The Desktop mode chart shows extreme grayscale errors from 55-100% brightness, with visible errors at almost every other brightness level too. In general, blue is extremely dominant, with green and red deeply lacking and red barely being visible at the 60-70% brightness range. The Game and Movie HDR modes’ grayscale tracking look almost identical. Reds are oversaturated, and blue is greatly undersaturated if not barely there.
All three HDR modes showed similar EOTF luminance tracking. You can spot the transitions to tone-mapping at around 50-80% instead of squarely at the 65% mark, and it’s a little too high at about 0-25% brightness. As previously mentioned, S3221QS’s sub-standard HDR performance is expected of most budget monitors in the market today. Hopefully, this improves going forward.
Dell’s S3221QS is an all-purpose monitor that delivers primarily on value. You can use it for work, entertainment and even casual gaming. It provides 31.5 inches of screen real estate, so you can pull up multiple documents at the same time and work more efficiently. It also has 4K resolution, and AMD FreeSync also lets you game comfortably at an acceptable 60 frames per second (fps). And it’s 1800R curvature proves pleasing, yet not overbearing.
Admittedly, the three-tone (white shell, silver stand and black bezels) color combo may be a bit too jarring for some people’s taste. But I don’t mind it and to me this style and design may actually suit many modern home office or work environments.
The Dell S3221QS outperformed rivals like the LG 32UN500-W and AOC CU32V3 in brightness and contrast and is equally colorful, while looking extra saturated if you’re used to an sRGB screen. The S3221QS also is the only of the three with USB connectivity. To top it off, from a purely aesthetic point of view, the S3221QS’s sleek professional design is the most attractive of our comparison group.

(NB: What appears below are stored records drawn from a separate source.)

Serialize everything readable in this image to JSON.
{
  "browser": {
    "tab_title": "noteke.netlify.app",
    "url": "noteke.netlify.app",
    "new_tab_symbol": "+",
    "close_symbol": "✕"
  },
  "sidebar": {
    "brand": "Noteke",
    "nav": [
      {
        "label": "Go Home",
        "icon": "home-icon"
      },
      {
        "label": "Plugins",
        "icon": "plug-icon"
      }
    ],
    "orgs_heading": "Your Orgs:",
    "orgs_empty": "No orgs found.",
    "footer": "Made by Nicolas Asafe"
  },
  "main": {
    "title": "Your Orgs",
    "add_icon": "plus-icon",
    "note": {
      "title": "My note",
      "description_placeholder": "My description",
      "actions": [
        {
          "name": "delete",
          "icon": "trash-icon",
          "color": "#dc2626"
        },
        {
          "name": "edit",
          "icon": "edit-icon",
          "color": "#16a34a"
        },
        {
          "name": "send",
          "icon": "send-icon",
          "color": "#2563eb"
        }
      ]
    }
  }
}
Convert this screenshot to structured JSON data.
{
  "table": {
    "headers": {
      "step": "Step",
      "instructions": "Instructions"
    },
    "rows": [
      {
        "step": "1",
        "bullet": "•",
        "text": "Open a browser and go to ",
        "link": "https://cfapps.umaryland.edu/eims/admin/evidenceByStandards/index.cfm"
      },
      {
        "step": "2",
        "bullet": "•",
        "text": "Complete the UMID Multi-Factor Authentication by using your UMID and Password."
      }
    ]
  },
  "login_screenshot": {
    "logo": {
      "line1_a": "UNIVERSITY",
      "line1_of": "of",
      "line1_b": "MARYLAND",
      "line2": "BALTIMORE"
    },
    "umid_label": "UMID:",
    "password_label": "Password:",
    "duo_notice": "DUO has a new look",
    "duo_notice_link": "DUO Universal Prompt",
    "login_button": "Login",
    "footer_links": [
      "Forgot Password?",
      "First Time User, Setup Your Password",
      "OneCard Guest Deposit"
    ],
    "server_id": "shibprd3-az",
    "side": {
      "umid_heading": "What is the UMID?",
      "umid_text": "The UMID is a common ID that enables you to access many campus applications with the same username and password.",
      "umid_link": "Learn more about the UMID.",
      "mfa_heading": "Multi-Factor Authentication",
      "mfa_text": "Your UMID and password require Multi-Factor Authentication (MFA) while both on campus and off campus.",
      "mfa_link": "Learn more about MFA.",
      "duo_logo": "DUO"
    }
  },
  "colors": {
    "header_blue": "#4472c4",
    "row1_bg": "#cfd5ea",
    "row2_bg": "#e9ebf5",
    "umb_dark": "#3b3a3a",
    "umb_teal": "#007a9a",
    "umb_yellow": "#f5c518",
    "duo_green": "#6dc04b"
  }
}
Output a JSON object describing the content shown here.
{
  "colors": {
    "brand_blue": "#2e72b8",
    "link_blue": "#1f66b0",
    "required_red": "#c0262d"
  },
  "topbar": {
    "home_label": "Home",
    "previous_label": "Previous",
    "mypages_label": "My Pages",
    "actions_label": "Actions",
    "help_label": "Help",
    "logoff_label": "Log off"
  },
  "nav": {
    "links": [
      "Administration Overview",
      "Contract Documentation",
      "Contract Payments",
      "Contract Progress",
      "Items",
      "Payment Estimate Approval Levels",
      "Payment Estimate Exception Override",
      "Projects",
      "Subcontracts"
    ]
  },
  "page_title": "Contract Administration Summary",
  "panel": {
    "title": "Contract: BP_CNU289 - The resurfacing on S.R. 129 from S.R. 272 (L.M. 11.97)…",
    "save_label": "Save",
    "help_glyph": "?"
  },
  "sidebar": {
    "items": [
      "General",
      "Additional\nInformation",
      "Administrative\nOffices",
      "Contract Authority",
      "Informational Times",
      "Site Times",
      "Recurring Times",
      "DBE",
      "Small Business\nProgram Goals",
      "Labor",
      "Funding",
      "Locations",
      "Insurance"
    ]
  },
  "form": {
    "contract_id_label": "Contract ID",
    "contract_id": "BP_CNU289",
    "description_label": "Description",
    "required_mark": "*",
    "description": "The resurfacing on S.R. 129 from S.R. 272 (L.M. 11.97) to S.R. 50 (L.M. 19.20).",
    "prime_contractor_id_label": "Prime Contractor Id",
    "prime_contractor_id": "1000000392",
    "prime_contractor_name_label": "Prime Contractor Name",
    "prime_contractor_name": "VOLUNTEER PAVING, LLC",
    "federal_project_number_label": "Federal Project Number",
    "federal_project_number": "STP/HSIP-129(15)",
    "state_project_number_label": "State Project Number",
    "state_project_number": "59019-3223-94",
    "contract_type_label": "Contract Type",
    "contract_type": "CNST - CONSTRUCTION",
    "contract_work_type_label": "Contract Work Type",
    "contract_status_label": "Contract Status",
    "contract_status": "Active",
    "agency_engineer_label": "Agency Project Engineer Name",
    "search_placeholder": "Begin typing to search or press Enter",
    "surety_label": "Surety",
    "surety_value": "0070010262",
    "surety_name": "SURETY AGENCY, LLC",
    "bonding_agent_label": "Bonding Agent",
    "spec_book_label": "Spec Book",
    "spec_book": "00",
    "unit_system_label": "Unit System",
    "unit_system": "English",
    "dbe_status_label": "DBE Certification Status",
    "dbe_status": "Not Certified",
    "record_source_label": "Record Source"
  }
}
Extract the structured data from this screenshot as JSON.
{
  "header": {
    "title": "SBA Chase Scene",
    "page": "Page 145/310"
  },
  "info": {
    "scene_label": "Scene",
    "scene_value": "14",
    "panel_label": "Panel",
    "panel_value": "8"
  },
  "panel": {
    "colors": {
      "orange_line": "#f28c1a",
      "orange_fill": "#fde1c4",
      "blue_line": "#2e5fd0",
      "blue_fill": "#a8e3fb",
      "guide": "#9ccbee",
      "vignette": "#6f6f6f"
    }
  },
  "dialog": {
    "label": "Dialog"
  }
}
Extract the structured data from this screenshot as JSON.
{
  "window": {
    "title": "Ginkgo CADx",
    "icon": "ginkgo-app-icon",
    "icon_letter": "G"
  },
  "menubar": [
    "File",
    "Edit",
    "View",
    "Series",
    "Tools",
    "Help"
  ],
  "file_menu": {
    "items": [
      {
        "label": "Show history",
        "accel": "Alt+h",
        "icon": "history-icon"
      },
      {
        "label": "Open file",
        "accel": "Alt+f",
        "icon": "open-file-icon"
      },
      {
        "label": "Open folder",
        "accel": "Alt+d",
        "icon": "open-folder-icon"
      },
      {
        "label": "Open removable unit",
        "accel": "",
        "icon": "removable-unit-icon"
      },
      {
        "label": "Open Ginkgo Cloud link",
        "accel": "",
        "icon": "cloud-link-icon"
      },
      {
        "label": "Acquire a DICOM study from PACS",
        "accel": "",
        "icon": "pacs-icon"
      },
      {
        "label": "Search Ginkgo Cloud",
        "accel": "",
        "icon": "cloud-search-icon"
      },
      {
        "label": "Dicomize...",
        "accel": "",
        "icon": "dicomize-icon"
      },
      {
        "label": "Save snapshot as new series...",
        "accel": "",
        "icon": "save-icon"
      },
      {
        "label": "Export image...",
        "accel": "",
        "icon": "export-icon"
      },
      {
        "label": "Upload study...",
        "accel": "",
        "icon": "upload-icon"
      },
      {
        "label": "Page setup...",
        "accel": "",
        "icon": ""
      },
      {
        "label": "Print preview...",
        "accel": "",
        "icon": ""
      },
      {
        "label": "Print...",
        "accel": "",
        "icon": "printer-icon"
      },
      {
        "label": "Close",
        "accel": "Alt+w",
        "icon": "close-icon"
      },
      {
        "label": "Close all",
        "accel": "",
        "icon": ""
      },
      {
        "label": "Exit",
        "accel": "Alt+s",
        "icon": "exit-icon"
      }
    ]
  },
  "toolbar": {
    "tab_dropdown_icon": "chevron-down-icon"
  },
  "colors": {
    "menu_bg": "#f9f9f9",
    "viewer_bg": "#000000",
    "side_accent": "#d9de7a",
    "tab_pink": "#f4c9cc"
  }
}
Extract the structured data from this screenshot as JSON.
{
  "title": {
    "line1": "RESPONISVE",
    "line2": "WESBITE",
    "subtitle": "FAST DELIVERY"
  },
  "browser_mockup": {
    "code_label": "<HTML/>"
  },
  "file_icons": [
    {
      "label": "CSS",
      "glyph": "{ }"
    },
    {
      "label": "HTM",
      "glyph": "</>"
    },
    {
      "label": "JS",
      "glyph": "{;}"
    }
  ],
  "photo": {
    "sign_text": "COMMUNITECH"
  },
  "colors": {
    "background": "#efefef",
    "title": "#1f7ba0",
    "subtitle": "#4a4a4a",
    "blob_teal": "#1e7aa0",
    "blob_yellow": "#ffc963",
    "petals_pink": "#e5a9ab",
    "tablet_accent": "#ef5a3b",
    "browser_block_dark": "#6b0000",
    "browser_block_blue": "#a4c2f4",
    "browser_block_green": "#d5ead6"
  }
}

If you’re looking to upgrade to a larger 4K monitor that’s priced under $500, the Dell S3221QS (currently selling at $349) is truly worth considering.